Review: 'Polina': When A Dancer's Attempt To Find Herself Falls Short

The French film, Polina, looks at the story of a young female dancer, played by Anastasia Shevtsova,

that abandons the home life and classical training that she's known all of her life in an attempt to

discover herself.

I wanted to like this film, I really did. With it following the journey of a dancer and with me having

had danced all throughout my primary years, though it wasn't as extensive and solely focused on one

style of dance like it was in the film, I knew that there was that underlying factor could create that

sense of connection between me and the character and her story to a certain degree. However,

from the sometimes weird pacing and other times choppy editing, coupled with a feeling of an

apparent lack of direction and lack of connection to said character and her story, the film

ultimately fell flat for me.

While watching this film I couldn't help but to feel that it so desperately wanted to be something that

it unfortunately wasn't. It felt like the filmmakers wanted this film to be that kind of low-budget,

artistic, and reflective indie film that explores the pressures of female adolescence into adulthood all

the while attempting to make some philosophical point about dance and life itself. However, I never

really got the picture that the filmmakers were attempting to paint until maybe the last 30 mins. I

couldn't really tell you what it was that I was supposed to be feeling and/or thinking about any one

scene or the lead character. There would be these moments that visually may have looked good, but

when it came time to understanding how the specific scene fit into the larger picture or message of the

film, the connection would be lost on me. They would add in these scenes or lines that in the moment

felt purposeful but when you look back at the film in retrospect, you still can't really tell what their

purpose was.

There was a sub-plot about Polina's father being involved in some kind of risky business where he

owed some men some money that was touched on briefly throughout the film, and though, whenever

we see or hear about her father having to go away we can infer that it has something to with said

business, it was never really touched on in the way that one would hope. We're left with more

questions than answers by the film's end as to what the whole importance of that sub-plot was. Now,

maybe it was put in to show what exactly her father went through to be able to give his daughter the

opportunity to be able to receive the dance training that she did, but that's just a theory. We're never

really told explicitly what that situation was about or given enough evidence to definitively come to

that conclusion.

There were also, lines of dialogue that were spoken to Polina from various dance instructor's that I

had hoped would have played a bigger part in the film at some point later on, instead of just being

thrown into a scene for emotional effect.
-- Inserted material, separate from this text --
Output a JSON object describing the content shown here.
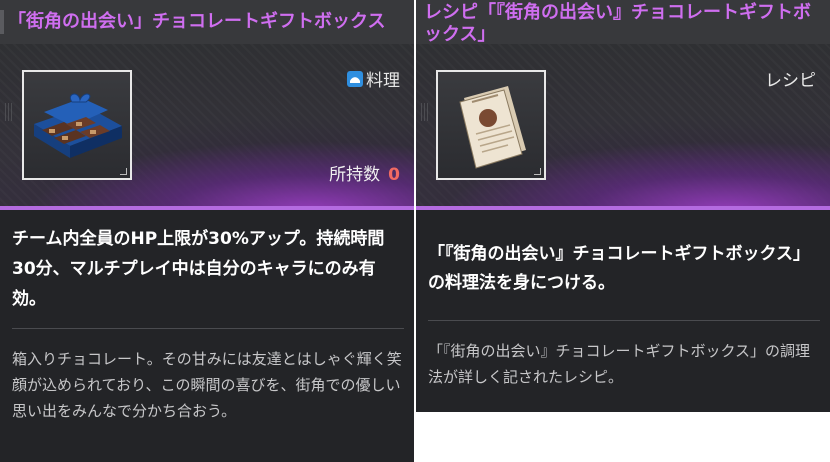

One instructor tells Polina that dancing is about "longing,"

while another tells her that her dancing should make them feel something; make them feel "what it's

like to know God." When I heard those lines, I just knew that they would be of importance because

I had assumed that in the end she would have made her dancing be about those very things, but that

wasn't the case. In the movie's defense, maybe I shouldn't have assumed. Maybe Polina's longing for

a closer relationship to her father may have influenced her dancing after that moment, but her

relationship with her father was never explored in that way for her dancing to then be influenced by

it. By the end of the film it just felt like her dancing was her way of proving to herself that she could

be more than just a classical ballerina, and if that was the point of the film, then, I suppose the

filmmakers did a good job of portraying that, but I don't get the feeling that that solely was the case.

Another, unfortunate gripe that I had with the film is the lack of connection that I had with the main

character, Polina, and the actress who played her. We never get any sort of insight into what she's

feeling or thinking throughout the film. Besides that, I never truly felt Polina's passion for dance in

the way that it was meant to come off. The emotion itself throughout much of the film was very

monotone feeling. This could be chalked up to the writing and directing itself, but the feeling that had

they gotten a different actress to play in the role of Polina would've helped me to feel more of her

passion and love for dance was unavoidable.

This was a relatively quiet and subdued film. Because dance is all about the movement of the body

rather than spoken language, it's understandable that the most action and noise that we get from the

film generally happens when there is dancing. So, that's not so much of a gripe or disappointment

with the film, as it is a mere observation and something to note if you do plan to watch it. In terms, of

the dancing itself, everything was beautifully choreographed, but that was more or less to be expected

from a film that's about a dance and that's co-directed by Angelin Preljocaj, a French choreographer

and dancer. I will say, though, that one Polina moved away from her classical training into a more

contemporary, modern, and very "grounded" way of dancing, I did find myself a lot more

encapsulated by the movement.

The last 30 mins of the film were the best minutes of the film, by far. I felt like that's when the movie

unfortunately really started to come alive. Every gripe or disappointment that I had with the film was

either gone or minimized by that point. Because of that, there was a part of me, in an attempt to give

the film the benefit of the doubt (because I really did want to like this film) and try to make meaning

of what it was that I had just watched, that began to think that maybe, everything that happened

before that was purposeful. The confusion, monotony, lack of confusion was all done so that when

Polina finally gains insight and realizes that one way to become a better artist is to find the beauty in

life is crystal clear to the viewer. But, then again, I don't know, and maybe I am just reaching...

Rating: 2.5 out of 5